__REQUIRED WORK__. Your answer must be the records below, reproduced exactly.
[Opening THE DATA section]
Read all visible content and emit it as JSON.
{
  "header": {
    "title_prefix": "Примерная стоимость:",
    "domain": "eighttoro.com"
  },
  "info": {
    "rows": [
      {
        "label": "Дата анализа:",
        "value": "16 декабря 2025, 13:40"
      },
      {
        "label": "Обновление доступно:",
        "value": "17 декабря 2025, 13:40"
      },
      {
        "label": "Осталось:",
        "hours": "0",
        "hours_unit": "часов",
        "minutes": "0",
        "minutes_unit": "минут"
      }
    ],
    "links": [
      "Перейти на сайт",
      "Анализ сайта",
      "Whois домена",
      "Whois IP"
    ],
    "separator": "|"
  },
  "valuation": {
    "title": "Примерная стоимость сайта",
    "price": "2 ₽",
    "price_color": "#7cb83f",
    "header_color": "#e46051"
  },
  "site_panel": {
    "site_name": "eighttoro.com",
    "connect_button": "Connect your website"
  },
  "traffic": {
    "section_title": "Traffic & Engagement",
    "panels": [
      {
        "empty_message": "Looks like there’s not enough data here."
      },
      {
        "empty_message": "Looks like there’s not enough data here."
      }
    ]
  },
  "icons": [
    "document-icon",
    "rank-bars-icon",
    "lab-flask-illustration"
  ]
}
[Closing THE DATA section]
__TASK RESULT__.
Read all visible content and emit it as JSON.
{
  "header": {
    "title_prefix": "Примерная стоимость:",
    "domain": "eighttoro.com"
  },
  "info": {
    "rows": [
      {
        "label": "Дата анализа:",
        "value": "16 декабря 2025, 13:40"
      },
      {
        "label": "Обновление доступно:",
        "value": "17 декабря 2025, 13:40"
      },
      {
        "label": "Осталось:",
        "hours": "0",
        "hours_unit": "часов",
        "minutes": "0",
        "minutes_unit": "минут"
      }
    ],
    "links": [
      "Перейти на сайт",
      "Анализ сайта",
      "Whois домена",
      "Whois IP"
    ],
    "separator": "|"
  },
  "valuation": {
    "title": "Примерная стоимость сайта",
    "price": "2 ₽",
    "price_color": "#7cb83f",
    "header_color": "#e46051"
  },
  "site_panel": {
    "site_name": "eighttoro.com",
    "connect_button": "Connect your website"
  },
  "traffic": {
    "section_title": "Traffic & Engagement",
    "panels": [
      {
        "empty_message": "Looks like there’s not enough data here."
      },
      {
        "empty_message": "Looks like there’s not enough data here."
      }
    ]
  },
  "icons": [
    "document-icon",
    "rank-bars-icon",
    "lab-flask-illustration"
  ]
}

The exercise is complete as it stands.